EXERCISE AIM> Where the string "contrato" appears in a line of the material below, copy that line.

===============

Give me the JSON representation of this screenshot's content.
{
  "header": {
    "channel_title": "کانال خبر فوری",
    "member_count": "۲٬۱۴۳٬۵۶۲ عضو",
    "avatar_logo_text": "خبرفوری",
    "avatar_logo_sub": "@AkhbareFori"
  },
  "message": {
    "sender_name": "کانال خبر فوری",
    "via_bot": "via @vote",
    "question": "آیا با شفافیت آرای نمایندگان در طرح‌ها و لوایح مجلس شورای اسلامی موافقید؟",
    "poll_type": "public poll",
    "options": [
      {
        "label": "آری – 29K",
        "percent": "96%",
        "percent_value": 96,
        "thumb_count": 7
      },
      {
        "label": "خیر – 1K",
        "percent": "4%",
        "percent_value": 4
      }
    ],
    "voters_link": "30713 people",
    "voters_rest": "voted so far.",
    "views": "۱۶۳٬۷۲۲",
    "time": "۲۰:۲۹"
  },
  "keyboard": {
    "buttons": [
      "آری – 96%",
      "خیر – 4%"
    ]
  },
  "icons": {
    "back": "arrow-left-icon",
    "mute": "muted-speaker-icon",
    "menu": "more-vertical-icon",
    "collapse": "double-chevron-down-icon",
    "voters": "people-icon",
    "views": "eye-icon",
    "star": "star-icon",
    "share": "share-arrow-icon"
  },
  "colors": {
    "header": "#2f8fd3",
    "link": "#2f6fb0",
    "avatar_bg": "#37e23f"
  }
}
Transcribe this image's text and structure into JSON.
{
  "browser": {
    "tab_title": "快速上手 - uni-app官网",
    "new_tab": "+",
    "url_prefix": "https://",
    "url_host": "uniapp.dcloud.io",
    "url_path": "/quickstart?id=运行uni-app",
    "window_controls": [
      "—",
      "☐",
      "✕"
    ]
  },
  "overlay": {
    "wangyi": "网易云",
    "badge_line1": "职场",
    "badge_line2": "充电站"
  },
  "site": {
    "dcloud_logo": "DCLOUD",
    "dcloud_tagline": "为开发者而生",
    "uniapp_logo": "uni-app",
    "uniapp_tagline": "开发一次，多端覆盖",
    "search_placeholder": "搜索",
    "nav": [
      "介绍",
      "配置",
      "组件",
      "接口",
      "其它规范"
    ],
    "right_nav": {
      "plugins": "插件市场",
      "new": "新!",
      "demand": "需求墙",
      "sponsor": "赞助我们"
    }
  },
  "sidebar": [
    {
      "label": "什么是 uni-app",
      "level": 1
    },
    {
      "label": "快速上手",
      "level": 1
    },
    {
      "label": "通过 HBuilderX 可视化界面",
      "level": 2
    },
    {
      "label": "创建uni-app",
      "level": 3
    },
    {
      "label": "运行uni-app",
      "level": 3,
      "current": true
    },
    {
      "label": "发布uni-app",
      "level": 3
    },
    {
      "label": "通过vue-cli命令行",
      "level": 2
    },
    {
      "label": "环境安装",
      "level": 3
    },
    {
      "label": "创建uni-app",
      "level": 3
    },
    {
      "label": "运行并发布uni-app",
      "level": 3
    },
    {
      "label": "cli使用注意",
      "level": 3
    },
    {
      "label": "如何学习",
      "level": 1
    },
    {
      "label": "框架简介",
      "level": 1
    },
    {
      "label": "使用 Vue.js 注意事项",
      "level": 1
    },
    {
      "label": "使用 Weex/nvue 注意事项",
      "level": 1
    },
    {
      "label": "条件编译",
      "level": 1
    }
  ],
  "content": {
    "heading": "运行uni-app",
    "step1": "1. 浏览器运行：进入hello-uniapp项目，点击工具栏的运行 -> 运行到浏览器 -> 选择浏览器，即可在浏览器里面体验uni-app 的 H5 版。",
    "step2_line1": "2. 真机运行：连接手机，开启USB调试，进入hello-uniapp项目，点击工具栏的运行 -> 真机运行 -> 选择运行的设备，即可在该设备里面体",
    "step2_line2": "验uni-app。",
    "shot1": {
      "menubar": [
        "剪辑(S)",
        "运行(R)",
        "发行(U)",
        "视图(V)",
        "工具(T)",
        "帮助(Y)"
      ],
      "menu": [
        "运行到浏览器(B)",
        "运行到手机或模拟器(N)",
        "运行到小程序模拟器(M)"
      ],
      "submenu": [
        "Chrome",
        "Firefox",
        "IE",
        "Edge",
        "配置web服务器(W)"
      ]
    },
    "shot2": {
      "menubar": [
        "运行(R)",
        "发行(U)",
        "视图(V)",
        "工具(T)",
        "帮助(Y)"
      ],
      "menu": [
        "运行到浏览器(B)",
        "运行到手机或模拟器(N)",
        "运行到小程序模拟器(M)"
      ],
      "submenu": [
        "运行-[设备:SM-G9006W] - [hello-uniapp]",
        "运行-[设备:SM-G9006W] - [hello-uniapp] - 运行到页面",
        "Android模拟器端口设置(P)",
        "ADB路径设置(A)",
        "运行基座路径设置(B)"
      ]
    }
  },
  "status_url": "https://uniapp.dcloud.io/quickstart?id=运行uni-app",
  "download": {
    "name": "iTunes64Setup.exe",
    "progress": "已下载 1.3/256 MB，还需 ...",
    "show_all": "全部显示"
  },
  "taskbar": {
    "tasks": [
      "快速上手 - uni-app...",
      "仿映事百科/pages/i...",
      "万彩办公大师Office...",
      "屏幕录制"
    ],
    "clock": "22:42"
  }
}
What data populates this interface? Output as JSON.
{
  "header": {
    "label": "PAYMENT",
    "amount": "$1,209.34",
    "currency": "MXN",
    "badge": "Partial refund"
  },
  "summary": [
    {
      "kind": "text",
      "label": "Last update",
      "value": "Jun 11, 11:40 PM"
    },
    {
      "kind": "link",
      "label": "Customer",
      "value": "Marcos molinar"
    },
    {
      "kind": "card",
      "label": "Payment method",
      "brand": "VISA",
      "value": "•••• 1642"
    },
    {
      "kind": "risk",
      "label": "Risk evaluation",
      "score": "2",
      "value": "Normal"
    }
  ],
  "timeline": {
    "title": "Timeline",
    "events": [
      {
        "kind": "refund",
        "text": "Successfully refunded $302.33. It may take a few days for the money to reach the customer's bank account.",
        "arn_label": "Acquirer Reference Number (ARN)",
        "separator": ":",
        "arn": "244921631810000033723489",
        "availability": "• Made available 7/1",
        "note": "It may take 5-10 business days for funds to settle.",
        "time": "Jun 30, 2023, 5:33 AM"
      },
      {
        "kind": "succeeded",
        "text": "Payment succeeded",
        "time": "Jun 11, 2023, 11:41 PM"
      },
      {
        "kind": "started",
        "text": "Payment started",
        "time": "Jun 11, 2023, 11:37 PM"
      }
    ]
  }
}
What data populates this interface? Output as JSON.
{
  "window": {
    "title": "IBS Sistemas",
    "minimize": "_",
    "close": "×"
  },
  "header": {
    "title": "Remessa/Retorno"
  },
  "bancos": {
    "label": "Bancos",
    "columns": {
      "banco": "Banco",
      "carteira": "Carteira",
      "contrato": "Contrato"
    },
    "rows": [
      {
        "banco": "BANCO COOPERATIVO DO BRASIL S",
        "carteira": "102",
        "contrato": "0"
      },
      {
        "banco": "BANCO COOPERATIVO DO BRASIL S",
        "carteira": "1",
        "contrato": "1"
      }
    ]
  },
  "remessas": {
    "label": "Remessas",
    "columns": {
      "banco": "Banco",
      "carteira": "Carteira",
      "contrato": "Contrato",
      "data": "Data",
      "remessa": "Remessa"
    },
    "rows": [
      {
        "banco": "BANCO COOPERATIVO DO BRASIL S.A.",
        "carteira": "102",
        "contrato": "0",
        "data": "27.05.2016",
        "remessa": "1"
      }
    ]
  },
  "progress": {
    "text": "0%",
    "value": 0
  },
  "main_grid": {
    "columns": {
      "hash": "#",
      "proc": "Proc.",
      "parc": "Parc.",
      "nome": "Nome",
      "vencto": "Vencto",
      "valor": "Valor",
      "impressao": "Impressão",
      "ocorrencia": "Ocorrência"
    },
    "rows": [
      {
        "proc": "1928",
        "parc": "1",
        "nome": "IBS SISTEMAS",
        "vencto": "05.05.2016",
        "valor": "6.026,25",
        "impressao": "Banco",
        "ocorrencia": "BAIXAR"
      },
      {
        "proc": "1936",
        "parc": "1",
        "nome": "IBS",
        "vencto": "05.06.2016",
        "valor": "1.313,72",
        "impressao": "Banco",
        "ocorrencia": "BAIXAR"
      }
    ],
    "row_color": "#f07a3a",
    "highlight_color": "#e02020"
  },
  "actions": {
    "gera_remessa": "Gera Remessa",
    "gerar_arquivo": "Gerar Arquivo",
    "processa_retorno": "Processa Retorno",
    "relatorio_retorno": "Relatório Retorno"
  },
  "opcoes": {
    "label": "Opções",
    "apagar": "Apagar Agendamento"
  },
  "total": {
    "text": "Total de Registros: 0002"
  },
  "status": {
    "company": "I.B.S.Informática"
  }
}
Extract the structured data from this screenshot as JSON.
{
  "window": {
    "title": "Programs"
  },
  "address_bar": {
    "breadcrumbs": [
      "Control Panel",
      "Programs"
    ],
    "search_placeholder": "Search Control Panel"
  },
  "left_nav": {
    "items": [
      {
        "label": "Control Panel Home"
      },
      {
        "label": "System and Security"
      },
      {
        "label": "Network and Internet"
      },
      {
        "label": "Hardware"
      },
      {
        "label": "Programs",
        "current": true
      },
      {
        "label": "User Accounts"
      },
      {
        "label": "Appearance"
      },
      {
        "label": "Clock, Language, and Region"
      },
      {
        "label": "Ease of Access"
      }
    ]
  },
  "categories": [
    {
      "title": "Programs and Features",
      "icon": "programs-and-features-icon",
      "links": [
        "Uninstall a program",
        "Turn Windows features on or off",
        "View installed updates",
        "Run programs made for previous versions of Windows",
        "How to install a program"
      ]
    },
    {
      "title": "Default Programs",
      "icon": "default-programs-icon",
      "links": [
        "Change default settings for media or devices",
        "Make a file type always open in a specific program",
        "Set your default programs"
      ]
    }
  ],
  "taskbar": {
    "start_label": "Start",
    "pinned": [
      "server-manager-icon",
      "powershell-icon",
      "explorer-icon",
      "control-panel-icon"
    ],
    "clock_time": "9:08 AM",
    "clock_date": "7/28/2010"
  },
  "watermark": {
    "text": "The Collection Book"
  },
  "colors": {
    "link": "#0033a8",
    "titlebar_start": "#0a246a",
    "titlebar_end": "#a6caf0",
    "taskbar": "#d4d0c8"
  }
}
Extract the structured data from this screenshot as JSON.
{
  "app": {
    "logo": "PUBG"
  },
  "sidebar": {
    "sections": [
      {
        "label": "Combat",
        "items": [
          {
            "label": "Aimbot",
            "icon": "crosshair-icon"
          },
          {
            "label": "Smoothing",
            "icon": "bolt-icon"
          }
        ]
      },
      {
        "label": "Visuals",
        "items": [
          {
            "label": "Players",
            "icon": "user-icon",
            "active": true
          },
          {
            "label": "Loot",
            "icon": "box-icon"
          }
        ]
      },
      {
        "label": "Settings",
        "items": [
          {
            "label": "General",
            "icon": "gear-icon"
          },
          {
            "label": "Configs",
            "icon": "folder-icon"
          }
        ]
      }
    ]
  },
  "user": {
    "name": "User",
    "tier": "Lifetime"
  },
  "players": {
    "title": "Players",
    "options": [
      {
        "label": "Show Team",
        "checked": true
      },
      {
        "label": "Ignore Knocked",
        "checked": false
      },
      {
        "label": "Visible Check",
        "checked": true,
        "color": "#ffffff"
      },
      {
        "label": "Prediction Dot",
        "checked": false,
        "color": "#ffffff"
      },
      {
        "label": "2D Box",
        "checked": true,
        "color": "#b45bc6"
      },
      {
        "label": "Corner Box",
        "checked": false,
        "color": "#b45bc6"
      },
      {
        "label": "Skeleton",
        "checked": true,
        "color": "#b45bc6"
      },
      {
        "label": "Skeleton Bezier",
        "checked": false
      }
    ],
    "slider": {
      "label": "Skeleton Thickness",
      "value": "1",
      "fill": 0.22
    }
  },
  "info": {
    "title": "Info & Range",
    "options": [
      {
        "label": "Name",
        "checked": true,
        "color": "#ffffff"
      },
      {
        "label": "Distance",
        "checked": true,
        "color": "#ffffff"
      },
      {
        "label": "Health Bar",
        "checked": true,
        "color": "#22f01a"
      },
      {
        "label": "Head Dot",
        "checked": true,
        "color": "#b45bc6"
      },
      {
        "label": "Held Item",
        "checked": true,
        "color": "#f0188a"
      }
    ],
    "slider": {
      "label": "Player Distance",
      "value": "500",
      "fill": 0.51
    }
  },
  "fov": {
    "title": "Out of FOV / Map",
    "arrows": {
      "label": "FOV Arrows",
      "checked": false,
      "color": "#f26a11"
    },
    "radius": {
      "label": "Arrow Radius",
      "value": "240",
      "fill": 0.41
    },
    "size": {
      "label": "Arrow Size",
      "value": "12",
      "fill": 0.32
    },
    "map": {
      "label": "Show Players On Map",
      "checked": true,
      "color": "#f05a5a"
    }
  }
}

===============

EXERCISE SOLUTION>
      "contrato": "Contrato"
        "contrato": "0"
        "contrato": "1"
      "contrato": "Contrato",
        "contrato": "0",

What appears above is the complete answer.